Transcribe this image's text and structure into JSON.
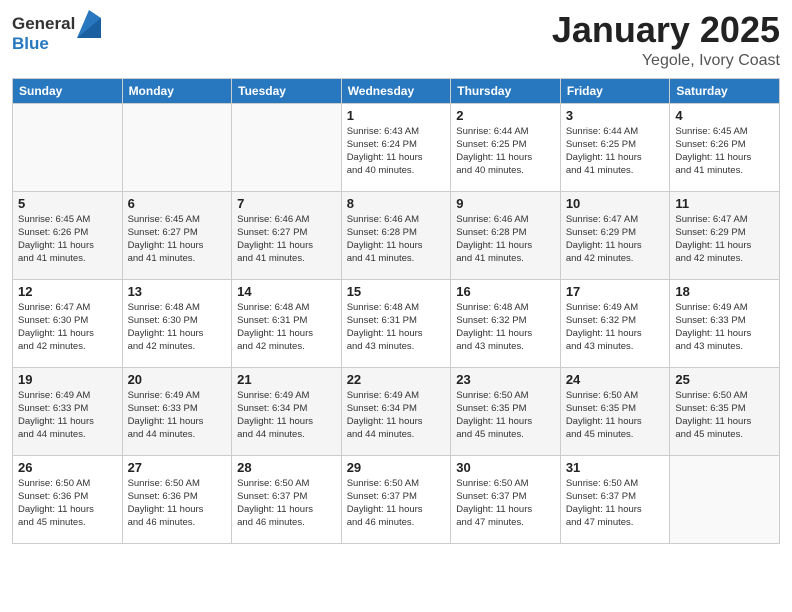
{
  "logo": {
    "general": "General",
    "blue": "Blue"
  },
  "title": {
    "month_year": "January 2025",
    "location": "Yegole, Ivory Coast"
  },
  "weekdays": [
    "Sunday",
    "Monday",
    "Tuesday",
    "Wednesday",
    "Thursday",
    "Friday",
    "Saturday"
  ],
  "weeks": [
    [
      {
        "day": "",
        "info": ""
      },
      {
        "day": "",
        "info": ""
      },
      {
        "day": "",
        "info": ""
      },
      {
        "day": "1",
        "info": "Sunrise: 6:43 AM\nSunset: 6:24 PM\nDaylight: 11 hours\nand 40 minutes."
      },
      {
        "day": "2",
        "info": "Sunrise: 6:44 AM\nSunset: 6:25 PM\nDaylight: 11 hours\nand 40 minutes."
      },
      {
        "day": "3",
        "info": "Sunrise: 6:44 AM\nSunset: 6:25 PM\nDaylight: 11 hours\nand 41 minutes."
      },
      {
        "day": "4",
        "info": "Sunrise: 6:45 AM\nSunset: 6:26 PM\nDaylight: 11 hours\nand 41 minutes."
      }
    ],
    [
      {
        "day": "5",
        "info": "Sunrise: 6:45 AM\nSunset: 6:26 PM\nDaylight: 11 hours\nand 41 minutes."
      },
      {
        "day": "6",
        "info": "Sunrise: 6:45 AM\nSunset: 6:27 PM\nDaylight: 11 hours\nand 41 minutes."
      },
      {
        "day": "7",
        "info": "Sunrise: 6:46 AM\nSunset: 6:27 PM\nDaylight: 11 hours\nand 41 minutes."
      },
      {
        "day": "8",
        "info": "Sunrise: 6:46 AM\nSunset: 6:28 PM\nDaylight: 11 hours\nand 41 minutes."
      },
      {
        "day": "9",
        "info": "Sunrise: 6:46 AM\nSunset: 6:28 PM\nDaylight: 11 hours\nand 41 minutes."
      },
      {
        "day": "10",
        "info": "Sunrise: 6:47 AM\nSunset: 6:29 PM\nDaylight: 11 hours\nand 42 minutes."
      },
      {
        "day": "11",
        "info": "Sunrise: 6:47 AM\nSunset: 6:29 PM\nDaylight: 11 hours\nand 42 minutes."
      }
    ],
    [
      {
        "day": "12",
        "info": "Sunrise: 6:47 AM\nSunset: 6:30 PM\nDaylight: 11 hours\nand 42 minutes."
      },
      {
        "day": "13",
        "info": "Sunrise: 6:48 AM\nSunset: 6:30 PM\nDaylight: 11 hours\nand 42 minutes."
      },
      {
        "day": "14",
        "info": "Sunrise: 6:48 AM\nSunset: 6:31 PM\nDaylight: 11 hours\nand 42 minutes."
      },
      {
        "day": "15",
        "info": "Sunrise: 6:48 AM\nSunset: 6:31 PM\nDaylight: 11 hours\nand 43 minutes."
      },
      {
        "day": "16",
        "info": "Sunrise: 6:48 AM\nSunset: 6:32 PM\nDaylight: 11 hours\nand 43 minutes."
      },
      {
        "day": "17",
        "info": "Sunrise: 6:49 AM\nSunset: 6:32 PM\nDaylight: 11 hours\nand 43 minutes."
      },
      {
        "day": "18",
        "info": "Sunrise: 6:49 AM\nSunset: 6:33 PM\nDaylight: 11 hours\nand 43 minutes."
      }
    ],
    [
      {
        "day": "19",
        "info": "Sunrise: 6:49 AM\nSunset: 6:33 PM\nDaylight: 11 hours\nand 44 minutes."
      },
      {
        "day": "20",
        "info": "Sunrise: 6:49 AM\nSunset: 6:33 PM\nDaylight: 11 hours\nand 44 minutes."
      },
      {
        "day": "21",
        "info": "Sunrise: 6:49 AM\nSunset: 6:34 PM\nDaylight: 11 hours\nand 44 minutes."
      },
      {
        "day": "22",
        "info": "Sunrise: 6:49 AM\nSunset: 6:34 PM\nDaylight: 11 hours\nand 44 minutes."
      },
      {
        "day": "23",
        "info": "Sunrise: 6:50 AM\nSunset: 6:35 PM\nDaylight: 11 hours\nand 45 minutes."
      },
      {
        "day": "24",
        "info": "Sunrise: 6:50 AM\nSunset: 6:35 PM\nDaylight: 11 hours\nand 45 minutes."
      },
      {
        "day": "25",
        "info": "Sunrise: 6:50 AM\nSunset: 6:35 PM\nDaylight: 11 hours\nand 45 minutes."
      }
    ],
    [
      {
        "day": "26",
        "info": "Sunrise: 6:50 AM\nSunset: 6:36 PM\nDaylight: 11 hours\nand 45 minutes."
      },
      {
        "day": "27",
        "info": "Sunrise: 6:50 AM\nSunset: 6:36 PM\nDaylight: 11 hours\nand 46 minutes."
      },
      {
        "day": "28",
        "info": "Sunrise: 6:50 AM\nSunset: 6:37 PM\nDaylight: 11 hours\nand 46 minutes."
      },
      {
        "day": "29",
        "info": "Sunrise: 6:50 AM\nSunset: 6:37 PM\nDaylight: 11 hours\nand 46 minutes."
      },
      {
        "day": "30",
        "info": "Sunrise: 6:50 AM\nSunset: 6:37 PM\nDaylight: 11 hours\nand 47 minutes."
      },
      {
        "day": "31",
        "info": "Sunrise: 6:50 AM\nSunset: 6:37 PM\nDaylight: 11 hours\nand 47 minutes."
      },
      {
        "day": "",
        "info": ""
      }
    ]
  ]
}
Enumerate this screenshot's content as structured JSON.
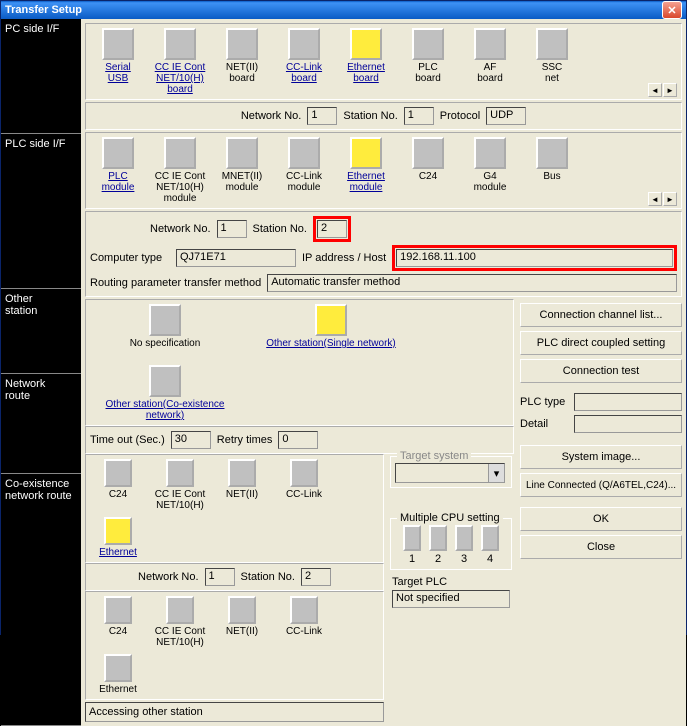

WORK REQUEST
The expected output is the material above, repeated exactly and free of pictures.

FINAL ANSWER
Transcribe this image's text and structure into JSON.
{
  "logo": {
    "general": "General",
    "blue": "Blue"
  },
  "title": {
    "month_year": "January 2025",
    "location": "Yegole, Ivory Coast"
  },
  "weekdays": [
    "Sunday",
    "Monday",
    "Tuesday",
    "Wednesday",
    "Thursday",
    "Friday",
    "Saturday"
  ],
  "weeks": [
    [
      {
        "day": "",
        "info": ""
      },
      {
        "day": "",
        "info": ""
      },
      {
        "day": "",
        "info": ""
      },
      {
        "day": "1",
        "info": "Sunrise: 6:43 AM\nSunset: 6:24 PM\nDaylight: 11 hours\nand 40 minutes."
      },
      {
        "day": "2",
        "info": "Sunrise: 6:44 AM\nSunset: 6:25 PM\nDaylight: 11 hours\nand 40 minutes."
      },
      {
        "day": "3",
        "info": "Sunrise: 6:44 AM\nSunset: 6:25 PM\nDaylight: 11 hours\nand 41 minutes."
      },
      {
        "day": "4",
        "info": "Sunrise: 6:45 AM\nSunset: 6:26 PM\nDaylight: 11 hours\nand 41 minutes."
      }
    ],
    [
      {
        "day": "5",
        "info": "Sunrise: 6:45 AM\nSunset: 6:26 PM\nDaylight: 11 hours\nand 41 minutes."
      },
      {
        "day": "6",
        "info": "Sunrise: 6:45 AM\nSunset: 6:27 PM\nDaylight: 11 hours\nand 41 minutes."
      },
      {
        "day": "7",
        "info": "Sunrise: 6:46 AM\nSunset: 6:27 PM\nDaylight: 11 hours\nand 41 minutes."
      },
      {
        "day": "8",
        "info": "Sunrise: 6:46 AM\nSunset: 6:28 PM\nDaylight: 11 hours\nand 41 minutes."
      },
      {
        "day": "9",
        "info": "Sunrise: 6:46 AM\nSunset: 6:28 PM\nDaylight: 11 hours\nand 41 minutes."
      },
      {
        "day": "10",
        "info": "Sunrise: 6:47 AM\nSunset: 6:29 PM\nDaylight: 11 hours\nand 42 minutes."
      },
      {
        "day": "11",
        "info": "Sunrise: 6:47 AM\nSunset: 6:29 PM\nDaylight: 11 hours\nand 42 minutes."
      }
    ],
    [
      {
        "day": "12",
        "info": "Sunrise: 6:47 AM\nSunset: 6:30 PM\nDaylight: 11 hours\nand 42 minutes."
      },
      {
        "day": "13",
        "info": "Sunrise: 6:48 AM\nSunset: 6:30 PM\nDaylight: 11 hours\nand 42 minutes."
      },
      {
        "day": "14",
        "info": "Sunrise: 6:48 AM\nSunset: 6:31 PM\nDaylight: 11 hours\nand 42 minutes."
      },
      {
        "day": "15",
        "info": "Sunrise: 6:48 AM\nSunset: 6:31 PM\nDaylight: 11 hours\nand 43 minutes."
      },
      {
        "day": "16",
        "info": "Sunrise: 6:48 AM\nSunset: 6:32 PM\nDaylight: 11 hours\nand 43 minutes."
      },
      {
        "day": "17",
        "info": "Sunrise: 6:49 AM\nSunset: 6:32 PM\nDaylight: 11 hours\nand 43 minutes."
      },
      {
        "day": "18",
        "info": "Sunrise: 6:49 AM\nSunset: 6:33 PM\nDaylight: 11 hours\nand 43 minutes."
      }
    ],
    [
      {
        "day": "19",
        "info": "Sunrise: 6:49 AM\nSunset: 6:33 PM\nDaylight: 11 hours\nand 44 minutes."
      },
      {
        "day": "20",
        "info": "Sunrise: 6:49 AM\nSunset: 6:33 PM\nDaylight: 11 hours\nand 44 minutes."
      },
      {
        "day": "21",
        "info": "Sunrise: 6:49 AM\nSunset: 6:34 PM\nDaylight: 11 hours\nand 44 minutes."
      },
      {
        "day": "22",
        "info": "Sunrise: 6:49 AM\nSunset: 6:34 PM\nDaylight: 11 hours\nand 44 minutes."
      },
      {
        "day": "23",
        "info": "Sunrise: 6:50 AM\nSunset: 6:35 PM\nDaylight: 11 hours\nand 45 minutes."
      },
      {
        "day": "24",
        "info": "Sunrise: 6:50 AM\nSunset: 6:35 PM\nDaylight: 11 hours\nand 45 minutes."
      },
      {
        "day": "25",
        "info": "Sunrise: 6:50 AM\nSunset: 6:35 PM\nDaylight: 11 hours\nand 45 minutes."
      }
    ],
    [
      {
        "day": "26",
        "info": "Sunrise: 6:50 AM\nSunset: 6:36 PM\nDaylight: 11 hours\nand 45 minutes."
      },
      {
        "day": "27",
        "info": "Sunrise: 6:50 AM\nSunset: 6:36 PM\nDaylight: 11 hours\nand 46 minutes."
      },
      {
        "day": "28",
        "info": "Sunrise: 6:50 AM\nSunset: 6:37 PM\nDaylight: 11 hours\nand 46 minutes."
      },
      {
        "day": "29",
        "info": "Sunrise: 6:50 AM\nSunset: 6:37 PM\nDaylight: 11 hours\nand 46 minutes."
      },
      {
        "day": "30",
        "info": "Sunrise: 6:50 AM\nSunset: 6:37 PM\nDaylight: 11 hours\nand 47 minutes."
      },
      {
        "day": "31",
        "info": "Sunrise: 6:50 AM\nSunset: 6:37 PM\nDaylight: 11 hours\nand 47 minutes."
      },
      {
        "day": "",
        "info": ""
      }
    ]
  ]
}
Enumerate this screenshot's content as structured JSON.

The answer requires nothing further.